And when playing the saxophone on tracks, you often turn to improvisation…


Venna: Everything is improvised bro. There might be times where I have to think of a particular line for a record, but even then it’s off the top. No one really tells me what to play, but sometimes some people would give ideas, and I’ll only take from certain people. I would just play and see what catches or what sticks with me.



“The best way for me to play and execute is if I’m not thinking about it. It’s second nature.”





When do you feel things really changed for you? In terms of success?


Venna: I’m 22, so I feel like I’m still on that journey. One thing I’m always told is that I’m like an old soul. I think I’ve seen some things and adapted to them. In terms of success, the first record that ever came out that really shifted things for me was Burna Boy’s song, Anybody. We got the Grammy nomination from that, and that came up when I was about 19 turning 20. I remember I was in my part-time job at the time, and I was trying to figure out a way to make music my full-time thing. Time goes by, and Anybody became the song that it became. Slowly things were coming together, and I think it was gradual. So I think the past two years have really made me realize what I’m capable of.


What did winning a Grammy Award mean to you as both a musician and a black man?


Venna: Actually, the year before we got nominated but we didn’t win, and I honestly felt like we had it there.
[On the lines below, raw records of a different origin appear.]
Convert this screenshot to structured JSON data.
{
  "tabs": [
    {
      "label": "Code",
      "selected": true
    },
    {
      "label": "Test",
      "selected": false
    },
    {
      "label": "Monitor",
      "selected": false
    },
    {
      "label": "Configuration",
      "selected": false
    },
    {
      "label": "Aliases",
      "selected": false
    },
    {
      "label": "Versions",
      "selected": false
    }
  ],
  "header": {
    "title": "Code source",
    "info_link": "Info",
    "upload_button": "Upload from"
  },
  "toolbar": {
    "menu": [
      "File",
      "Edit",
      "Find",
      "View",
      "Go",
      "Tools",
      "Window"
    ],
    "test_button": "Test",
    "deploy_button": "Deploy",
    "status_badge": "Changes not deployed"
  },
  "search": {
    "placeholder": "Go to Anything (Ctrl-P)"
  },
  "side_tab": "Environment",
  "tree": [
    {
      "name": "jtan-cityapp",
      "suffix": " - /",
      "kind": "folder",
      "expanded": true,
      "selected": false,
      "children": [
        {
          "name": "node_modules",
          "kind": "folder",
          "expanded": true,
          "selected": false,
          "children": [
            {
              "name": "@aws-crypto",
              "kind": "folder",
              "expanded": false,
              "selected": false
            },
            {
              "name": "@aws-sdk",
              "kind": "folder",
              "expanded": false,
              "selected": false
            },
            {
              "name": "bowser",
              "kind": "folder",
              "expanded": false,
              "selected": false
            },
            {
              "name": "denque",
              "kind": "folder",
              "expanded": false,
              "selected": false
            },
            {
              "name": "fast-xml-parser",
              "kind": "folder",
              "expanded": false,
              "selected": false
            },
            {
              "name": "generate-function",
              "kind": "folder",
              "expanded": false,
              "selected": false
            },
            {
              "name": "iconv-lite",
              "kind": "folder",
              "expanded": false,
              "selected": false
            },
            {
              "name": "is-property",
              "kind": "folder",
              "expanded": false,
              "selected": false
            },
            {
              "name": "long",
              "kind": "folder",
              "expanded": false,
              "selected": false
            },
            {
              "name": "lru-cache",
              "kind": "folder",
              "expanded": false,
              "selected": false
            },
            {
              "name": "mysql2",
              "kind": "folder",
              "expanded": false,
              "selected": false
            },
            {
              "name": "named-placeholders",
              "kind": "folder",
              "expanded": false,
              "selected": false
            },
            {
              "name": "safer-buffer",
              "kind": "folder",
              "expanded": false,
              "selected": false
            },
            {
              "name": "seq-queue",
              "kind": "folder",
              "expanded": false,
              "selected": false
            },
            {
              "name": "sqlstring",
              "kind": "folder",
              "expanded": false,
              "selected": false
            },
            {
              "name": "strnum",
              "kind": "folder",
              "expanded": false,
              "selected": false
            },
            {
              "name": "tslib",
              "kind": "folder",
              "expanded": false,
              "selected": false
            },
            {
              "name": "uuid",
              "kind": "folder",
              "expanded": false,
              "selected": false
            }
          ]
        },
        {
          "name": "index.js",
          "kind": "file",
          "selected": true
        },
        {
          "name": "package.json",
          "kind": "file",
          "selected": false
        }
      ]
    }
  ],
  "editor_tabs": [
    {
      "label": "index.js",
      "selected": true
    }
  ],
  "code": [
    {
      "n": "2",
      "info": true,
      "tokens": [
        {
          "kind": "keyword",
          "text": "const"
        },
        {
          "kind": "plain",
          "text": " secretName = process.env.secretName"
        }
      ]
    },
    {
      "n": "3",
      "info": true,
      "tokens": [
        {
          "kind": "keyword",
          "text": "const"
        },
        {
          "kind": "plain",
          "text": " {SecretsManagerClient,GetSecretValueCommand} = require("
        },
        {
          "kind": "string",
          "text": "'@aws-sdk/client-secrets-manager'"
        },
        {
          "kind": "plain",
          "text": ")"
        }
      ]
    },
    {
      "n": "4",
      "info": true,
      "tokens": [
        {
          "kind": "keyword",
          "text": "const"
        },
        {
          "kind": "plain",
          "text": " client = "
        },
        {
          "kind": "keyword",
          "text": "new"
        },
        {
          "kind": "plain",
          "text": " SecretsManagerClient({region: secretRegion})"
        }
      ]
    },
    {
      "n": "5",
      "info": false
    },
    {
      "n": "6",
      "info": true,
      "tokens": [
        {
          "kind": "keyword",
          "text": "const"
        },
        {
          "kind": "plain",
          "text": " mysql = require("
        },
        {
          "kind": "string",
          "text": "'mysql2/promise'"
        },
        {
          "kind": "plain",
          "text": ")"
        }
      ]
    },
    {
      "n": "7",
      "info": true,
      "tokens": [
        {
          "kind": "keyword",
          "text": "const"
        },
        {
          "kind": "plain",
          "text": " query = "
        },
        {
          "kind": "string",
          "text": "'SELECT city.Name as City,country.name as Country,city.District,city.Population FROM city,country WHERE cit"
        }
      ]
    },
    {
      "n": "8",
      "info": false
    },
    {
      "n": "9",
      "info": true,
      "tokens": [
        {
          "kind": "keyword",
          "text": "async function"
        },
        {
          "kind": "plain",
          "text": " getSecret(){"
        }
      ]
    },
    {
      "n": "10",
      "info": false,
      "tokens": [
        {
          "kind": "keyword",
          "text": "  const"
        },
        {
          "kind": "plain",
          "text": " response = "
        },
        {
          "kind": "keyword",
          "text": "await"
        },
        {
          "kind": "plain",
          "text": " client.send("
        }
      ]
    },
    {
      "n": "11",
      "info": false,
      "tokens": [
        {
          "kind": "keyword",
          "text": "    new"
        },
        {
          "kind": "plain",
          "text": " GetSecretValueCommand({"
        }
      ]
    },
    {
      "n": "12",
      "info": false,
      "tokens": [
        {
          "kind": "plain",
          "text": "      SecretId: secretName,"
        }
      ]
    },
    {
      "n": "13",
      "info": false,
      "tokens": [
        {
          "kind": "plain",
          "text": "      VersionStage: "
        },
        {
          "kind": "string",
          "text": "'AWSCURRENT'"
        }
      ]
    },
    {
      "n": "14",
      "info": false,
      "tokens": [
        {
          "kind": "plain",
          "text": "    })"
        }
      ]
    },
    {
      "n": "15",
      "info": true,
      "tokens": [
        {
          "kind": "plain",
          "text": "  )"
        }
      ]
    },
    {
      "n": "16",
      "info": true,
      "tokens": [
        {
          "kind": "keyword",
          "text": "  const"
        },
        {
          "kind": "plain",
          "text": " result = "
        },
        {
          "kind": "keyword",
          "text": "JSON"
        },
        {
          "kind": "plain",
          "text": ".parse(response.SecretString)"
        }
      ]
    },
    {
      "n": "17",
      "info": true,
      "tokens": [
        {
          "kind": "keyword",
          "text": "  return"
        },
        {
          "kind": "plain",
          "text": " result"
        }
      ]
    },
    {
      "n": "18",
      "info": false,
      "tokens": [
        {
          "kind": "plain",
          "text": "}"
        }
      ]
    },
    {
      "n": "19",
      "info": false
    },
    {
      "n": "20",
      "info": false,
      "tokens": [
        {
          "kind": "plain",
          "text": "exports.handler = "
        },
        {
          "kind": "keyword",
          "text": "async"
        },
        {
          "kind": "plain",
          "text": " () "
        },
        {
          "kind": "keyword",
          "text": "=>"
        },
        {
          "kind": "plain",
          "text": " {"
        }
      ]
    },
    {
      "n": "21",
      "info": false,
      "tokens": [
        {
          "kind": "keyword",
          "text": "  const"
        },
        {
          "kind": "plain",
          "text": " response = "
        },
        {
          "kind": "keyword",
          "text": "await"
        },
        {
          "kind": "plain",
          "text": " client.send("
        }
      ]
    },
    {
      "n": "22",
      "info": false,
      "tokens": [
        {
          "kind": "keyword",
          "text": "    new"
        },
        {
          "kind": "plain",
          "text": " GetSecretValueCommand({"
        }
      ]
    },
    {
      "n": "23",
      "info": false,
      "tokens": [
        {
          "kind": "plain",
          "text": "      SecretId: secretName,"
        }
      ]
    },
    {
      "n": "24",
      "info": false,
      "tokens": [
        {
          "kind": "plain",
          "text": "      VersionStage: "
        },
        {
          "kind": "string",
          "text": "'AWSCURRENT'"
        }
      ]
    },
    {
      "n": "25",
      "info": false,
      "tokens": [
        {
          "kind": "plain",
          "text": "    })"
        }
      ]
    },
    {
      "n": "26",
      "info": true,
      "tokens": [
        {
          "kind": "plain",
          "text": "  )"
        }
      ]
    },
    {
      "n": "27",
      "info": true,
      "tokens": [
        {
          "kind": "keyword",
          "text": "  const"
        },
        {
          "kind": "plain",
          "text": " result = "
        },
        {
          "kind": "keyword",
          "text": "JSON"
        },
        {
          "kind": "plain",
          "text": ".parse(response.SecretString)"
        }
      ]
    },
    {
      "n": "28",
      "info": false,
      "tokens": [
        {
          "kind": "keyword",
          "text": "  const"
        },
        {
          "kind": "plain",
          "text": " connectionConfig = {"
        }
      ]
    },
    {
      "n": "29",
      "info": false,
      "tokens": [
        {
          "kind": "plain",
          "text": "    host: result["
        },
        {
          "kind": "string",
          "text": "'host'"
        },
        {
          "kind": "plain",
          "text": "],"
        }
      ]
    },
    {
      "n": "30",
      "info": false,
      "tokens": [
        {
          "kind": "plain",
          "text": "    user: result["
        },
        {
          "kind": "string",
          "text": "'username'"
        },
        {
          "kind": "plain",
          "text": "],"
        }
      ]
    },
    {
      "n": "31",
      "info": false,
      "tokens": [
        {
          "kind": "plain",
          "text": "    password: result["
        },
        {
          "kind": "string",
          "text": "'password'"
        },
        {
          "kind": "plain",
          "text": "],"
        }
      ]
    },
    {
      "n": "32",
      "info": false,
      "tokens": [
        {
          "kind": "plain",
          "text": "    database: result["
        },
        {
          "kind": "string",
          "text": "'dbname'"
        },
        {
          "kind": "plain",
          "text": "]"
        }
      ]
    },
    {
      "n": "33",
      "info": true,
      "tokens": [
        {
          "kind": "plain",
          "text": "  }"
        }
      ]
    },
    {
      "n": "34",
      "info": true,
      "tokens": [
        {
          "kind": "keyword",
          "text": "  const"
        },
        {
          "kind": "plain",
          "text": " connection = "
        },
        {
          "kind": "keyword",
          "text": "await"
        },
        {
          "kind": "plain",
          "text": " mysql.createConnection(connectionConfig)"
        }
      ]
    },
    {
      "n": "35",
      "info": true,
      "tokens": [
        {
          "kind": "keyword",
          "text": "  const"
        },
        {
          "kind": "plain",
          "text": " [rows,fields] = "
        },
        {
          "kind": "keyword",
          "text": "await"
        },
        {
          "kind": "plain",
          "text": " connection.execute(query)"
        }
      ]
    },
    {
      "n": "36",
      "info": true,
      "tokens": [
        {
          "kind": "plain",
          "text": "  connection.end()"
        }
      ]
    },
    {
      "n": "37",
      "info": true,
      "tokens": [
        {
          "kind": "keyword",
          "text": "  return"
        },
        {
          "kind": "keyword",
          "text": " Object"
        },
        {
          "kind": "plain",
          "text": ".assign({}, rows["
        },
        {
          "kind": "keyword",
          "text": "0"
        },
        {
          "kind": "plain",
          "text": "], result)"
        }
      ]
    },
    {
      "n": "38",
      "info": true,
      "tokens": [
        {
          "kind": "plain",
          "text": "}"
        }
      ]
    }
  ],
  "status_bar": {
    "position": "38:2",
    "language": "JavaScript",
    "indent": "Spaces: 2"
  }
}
I told myself next year that we were gonna win it, and I had a feeling. And guess what? Next year we won. It feels good bro, and I’m just proper happy for Burna and everyone that worked on the album. It’s the kind of stuff that gets you dreaming as a musician. I remember when I was younger, in class, I drew out an award of a trophy but it was like an MTV type design. And now it's come full circle cause the other day I found the paper with the sketch on it, and it just made me happy.


I want to talk about Wizkid’s album, Made in Lagos. Your ability to flow along and also set the tone on certain songs is really spectacular, especially on Mighty Wine. It really stood out to me amongst the rest. What was the experience like, working on the album? What defined your peculiar sound and style on the project?


Venna: I was actually so excited to work on the album. It was proper good, and I think that was getting close to the end of 2019, and it was really just a good time. I feel like I played how I needed to play. I was allowed to do what I needed to do, and it was beautiful, given it was also one of my favourite projects to work on. It’s great to see how it’s flourishing, and as a musician, you want people to love and appreciate your stuff. I love that people point out the sax and really feel it when they listen to those songs.





What makes you happy? In general or relating to your music?


Venna: Making proper good music makes me happy. This upcoming project Venology, which I’ve been working on for so long...when I actually started making the body of work that’s here now, I was sooo happy. It feeds my soul, and that’s what I want other people to also experience. Outside of music, I need some more hobbies in general. I'm just in the studio, but recently I’ve been taking it easy. I’ve been trying to sort out the more creative side of the project like the short film, the video, and the artwork. It’s another realm I’m trying to tap into.


You’re referring to a more creative direction position…


Venna: Yeah, exactly. I can make the music without seeing anything, but now I have to go back and sort of create what I’m seeing when I listen to the music. Does that make sense? It’s kinda tricky though.


What are your hopes for the remainder of the year?


Venna: I’ve got some festivals. I’m trying to go to LA in September and get some work done. I’m also really looking forward to Venology landing, and people appreciating it. I can’t wait for everyone to hear it. Also working on Knucks project closely with him which is something that’s special.



“At the end of the day, it’s all praise to my mum because without her, we wouldn’t have any

of this.”